Yesterday saw the opening of COP21 and present world leaders addressed each other, with speeches largely capped at three minutes. Cameron spoke of the need for any agreement to include legally binding components and referenced the dangers the world faced if it failed to tackle the issue now.
“Let’s imagine for a moment what we would have to say to our grandchildren if we failed. We would have to say, it was all too difficult… What we are looking at is not difficult. It is doable and therefore we should come together and do it,” he said.
Cameron’s speech came just as the UK joined Mission Innovation, an international programme aimed at stimulating investment in clean energy technologies and innovations. It will identify required research and development to bring down costs associated with renewable energy.
Energy secretary Amber Rudd said it was clear the world needed to “take urgent action to tackle climate change” and that a low-carbon future would “ensure our long-term economic security”.
“Investing more in R&D by both governments and the private sector is critical to ensure we harness and support the creativity, ingenuity and entrepreneurship of our universities and businesses in tackling the challenge of making clean affordable energy widely available,” she said.
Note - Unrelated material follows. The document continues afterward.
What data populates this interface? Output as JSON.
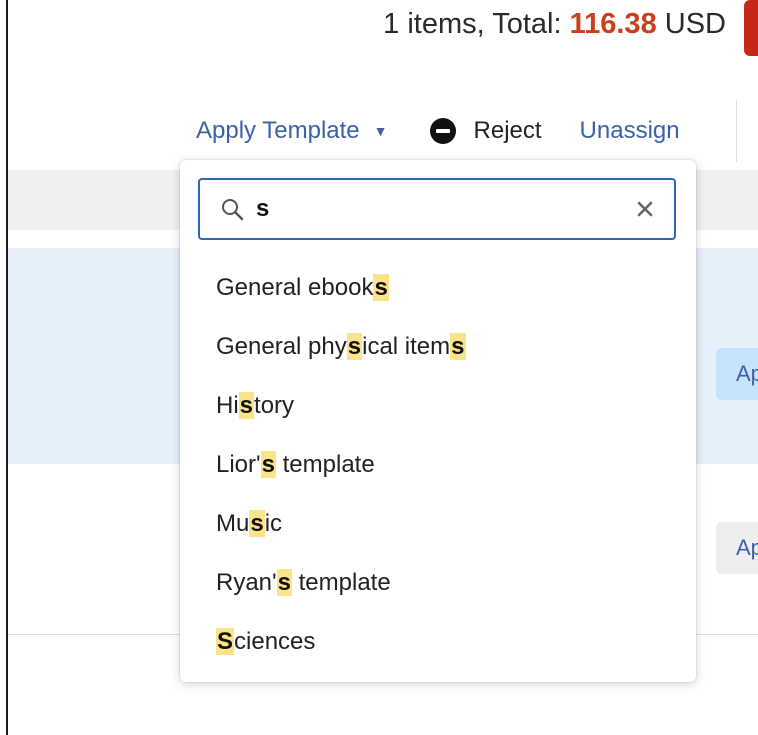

However Rudd’s predecessor and former Liberal Democrat MP Ed Davey said that while he expected a deal to be reached at the summit, it would fall short of what the UK needs.
“We will be short of what is needed – so the real key is this: what are the mechanisms for future, early, ratcheting up of promises/actions? If it’s clear Paris isn’t the final word, that’s a good thing.
“Key things to watch out for include what India says, and what it is actually doing; what is agreed on early action on forests; is there an agreement of HFCs?; are their side initiatives, outside of the formal text, that show the private sector galvanised more than governments?” he said.
Yesterday India prime minister Narendra Modi launched his global solar alliance, comprising 120 countries across the world that will champion solar as a source of renewable energy. The UK was not a signee.